13
votes
2answers
340 views

Did merging Black Holes in GW150914 give up entropy and information to the gravitational waves, since they lost 3 solar masses?

Since the final Black Hole (BH) had 3 solar masses less of mass than the original binary BH, it seems the 2 BHs lost mass, and with it event surface area, entropy, and information. If that came from ...
0
votes
1answer
70 views

The inside of of a black hole

I am looking for a confirmation (or correction) of my thinking about the nature of the black holes. As I am not a physicist and only a physics enthusiast, my understanding is probably very simplified ...
4
votes
4answers
221 views

Binary black hole merger viewed from inside the event horizon

How did the metric evolve inside the event horizons of the black holes whose merger caused the GW150914 signal? In principle the Schwarzchild metric of a non-rotating black hole is known inside the ...
3
votes
1answer
70 views

Does Birkhoff's theorem hold inside the event horizon?

Can Birkhoff's theorem be used to say that the blackhole exterior and interior sections of Kruskal-Szekeres's solution (or coordinate transformations of it like Gullstrand–Painlevé coordinates, etc.) ...
7
votes
0answers
47 views

What is the structure of an event horizon for colliding black holes?

I would suspect that two black holes within close vicinity of one another would warp each other's event horizons such that the Schwarzchild's radius would no longer apply. Do the event horizons ...
0
votes
0answers
33 views

Flirting with a large black hole event horizon

I read with large black holes the tidal forces at the event horizon aren't particularly great, so you may not feel anything particularly special when you cross them. I also understand that if one is ...
0
votes
1answer
50 views

Hawking radiation for an observer at infinity

As an external observer at infinity, I observe a star collapsing. But because the surface of the star will be infinitely redshifted, I will never see the formation of the black hole. For me, there ...
1
vote
1answer
48 views

Conditions at black hole's event horizon

This question had, at least partially, been discussed here before, but I feel that the record has not been set straight. There seem to be lack of agreement regarding conditions (like gravitational ...
3
votes
0answers
67 views

Hawking radiation: why do only negative mass particles fall into black holes? [closed]

So I have read other questions asked about this topic, but they focus more on positive or negative energies of the virtual particles, and I want to ask specifically about the negative mass issue. ...
1
vote
0answers
27 views

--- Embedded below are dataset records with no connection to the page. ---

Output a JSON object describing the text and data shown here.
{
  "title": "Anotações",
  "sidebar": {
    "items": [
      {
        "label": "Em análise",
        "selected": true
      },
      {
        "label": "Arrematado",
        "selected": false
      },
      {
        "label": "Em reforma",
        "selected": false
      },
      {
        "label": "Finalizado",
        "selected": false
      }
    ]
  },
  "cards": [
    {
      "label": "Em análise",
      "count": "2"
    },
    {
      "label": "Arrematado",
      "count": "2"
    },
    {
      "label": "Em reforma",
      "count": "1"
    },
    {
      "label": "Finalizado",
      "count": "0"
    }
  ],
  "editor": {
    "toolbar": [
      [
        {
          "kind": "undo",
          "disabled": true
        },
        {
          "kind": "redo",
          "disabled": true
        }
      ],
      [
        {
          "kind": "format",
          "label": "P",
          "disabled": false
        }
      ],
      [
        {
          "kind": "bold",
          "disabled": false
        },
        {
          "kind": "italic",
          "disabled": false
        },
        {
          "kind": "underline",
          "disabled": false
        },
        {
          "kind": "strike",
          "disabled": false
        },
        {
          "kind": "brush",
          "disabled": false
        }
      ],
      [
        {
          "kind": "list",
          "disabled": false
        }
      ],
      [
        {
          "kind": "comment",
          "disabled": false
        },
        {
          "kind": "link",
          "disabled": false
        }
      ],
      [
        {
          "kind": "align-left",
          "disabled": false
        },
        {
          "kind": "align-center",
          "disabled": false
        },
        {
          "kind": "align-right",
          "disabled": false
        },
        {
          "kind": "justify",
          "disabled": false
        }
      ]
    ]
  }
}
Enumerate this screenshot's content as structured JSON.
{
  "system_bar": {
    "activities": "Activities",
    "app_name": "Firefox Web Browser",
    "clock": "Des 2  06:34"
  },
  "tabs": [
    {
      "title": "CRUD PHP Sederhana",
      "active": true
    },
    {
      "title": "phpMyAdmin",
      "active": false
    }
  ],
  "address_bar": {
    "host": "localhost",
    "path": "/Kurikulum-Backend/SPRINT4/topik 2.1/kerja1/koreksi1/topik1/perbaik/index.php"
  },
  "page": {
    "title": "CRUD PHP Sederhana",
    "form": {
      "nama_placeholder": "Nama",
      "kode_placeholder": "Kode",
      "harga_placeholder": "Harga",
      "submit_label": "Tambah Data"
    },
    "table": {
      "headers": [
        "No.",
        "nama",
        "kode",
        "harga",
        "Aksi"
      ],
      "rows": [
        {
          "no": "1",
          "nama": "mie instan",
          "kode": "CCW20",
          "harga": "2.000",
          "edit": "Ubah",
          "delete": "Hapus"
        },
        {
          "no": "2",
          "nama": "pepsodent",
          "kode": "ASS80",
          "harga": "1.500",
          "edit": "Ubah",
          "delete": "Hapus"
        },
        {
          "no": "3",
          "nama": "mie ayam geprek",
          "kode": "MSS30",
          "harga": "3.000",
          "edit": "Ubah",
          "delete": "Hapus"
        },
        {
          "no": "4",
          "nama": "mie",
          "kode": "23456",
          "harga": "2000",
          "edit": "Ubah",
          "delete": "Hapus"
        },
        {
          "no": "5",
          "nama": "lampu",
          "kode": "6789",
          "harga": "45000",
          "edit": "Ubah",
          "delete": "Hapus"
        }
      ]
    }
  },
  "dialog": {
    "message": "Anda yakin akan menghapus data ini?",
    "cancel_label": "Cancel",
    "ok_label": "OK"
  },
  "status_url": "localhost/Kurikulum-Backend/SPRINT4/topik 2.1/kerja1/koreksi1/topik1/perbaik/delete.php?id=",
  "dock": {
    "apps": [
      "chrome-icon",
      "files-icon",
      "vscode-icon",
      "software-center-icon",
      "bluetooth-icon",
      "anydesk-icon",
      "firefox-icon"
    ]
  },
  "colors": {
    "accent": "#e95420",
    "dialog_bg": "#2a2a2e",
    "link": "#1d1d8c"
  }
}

Considering Hawking radiation, can an object ever actually cross event horizon of a black hole? [duplicate]

The Schwarzschild solution of Einstein's field equations clearly shows that a far away observer sees time slow down for an in-falling object. Relative to him, it takes an infinite amount of time for ...
2
votes
0answers
63 views

What is really going on in the ergosphere of a Kerr black hole?

Considering the Kerr metric with $GM>a$, we can compute 2 event horizons: $r_\pm=GM\pm \sqrt{G^2M^2-a^2}$ These event horizons are null surfaces, and trajectories are timelike between $r_+$ and $...